START Dataset records
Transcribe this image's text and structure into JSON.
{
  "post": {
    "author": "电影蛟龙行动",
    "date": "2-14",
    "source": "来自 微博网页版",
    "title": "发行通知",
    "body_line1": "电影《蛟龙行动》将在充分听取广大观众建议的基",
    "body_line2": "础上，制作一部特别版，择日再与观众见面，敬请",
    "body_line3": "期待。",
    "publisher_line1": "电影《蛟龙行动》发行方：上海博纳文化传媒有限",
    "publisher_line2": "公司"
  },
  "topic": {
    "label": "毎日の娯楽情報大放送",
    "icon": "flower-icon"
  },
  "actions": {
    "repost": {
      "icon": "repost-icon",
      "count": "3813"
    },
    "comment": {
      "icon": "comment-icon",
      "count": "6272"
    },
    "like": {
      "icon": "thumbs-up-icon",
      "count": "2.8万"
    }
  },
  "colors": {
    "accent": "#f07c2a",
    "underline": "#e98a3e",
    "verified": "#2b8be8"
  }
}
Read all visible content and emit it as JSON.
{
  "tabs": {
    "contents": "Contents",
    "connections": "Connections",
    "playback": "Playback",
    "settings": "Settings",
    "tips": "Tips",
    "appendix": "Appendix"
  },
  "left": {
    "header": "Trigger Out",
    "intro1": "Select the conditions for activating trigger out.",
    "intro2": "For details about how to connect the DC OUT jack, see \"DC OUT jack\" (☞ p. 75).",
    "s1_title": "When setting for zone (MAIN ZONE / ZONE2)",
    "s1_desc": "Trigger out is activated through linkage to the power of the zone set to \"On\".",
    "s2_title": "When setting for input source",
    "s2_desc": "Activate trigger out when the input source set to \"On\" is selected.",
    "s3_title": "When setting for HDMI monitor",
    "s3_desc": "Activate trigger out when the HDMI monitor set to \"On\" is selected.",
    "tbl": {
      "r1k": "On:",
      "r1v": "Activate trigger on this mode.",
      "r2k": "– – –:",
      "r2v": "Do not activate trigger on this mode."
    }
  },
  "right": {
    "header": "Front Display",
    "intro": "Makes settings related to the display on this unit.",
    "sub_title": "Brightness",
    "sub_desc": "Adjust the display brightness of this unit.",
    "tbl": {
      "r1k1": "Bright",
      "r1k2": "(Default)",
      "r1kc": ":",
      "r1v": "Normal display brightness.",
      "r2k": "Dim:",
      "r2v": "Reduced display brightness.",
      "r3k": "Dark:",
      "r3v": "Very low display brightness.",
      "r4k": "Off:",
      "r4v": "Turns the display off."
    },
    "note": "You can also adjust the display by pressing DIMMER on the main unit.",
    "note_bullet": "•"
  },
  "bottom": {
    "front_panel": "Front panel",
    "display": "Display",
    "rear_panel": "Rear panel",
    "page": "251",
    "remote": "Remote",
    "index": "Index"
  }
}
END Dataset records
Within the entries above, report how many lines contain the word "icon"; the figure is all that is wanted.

4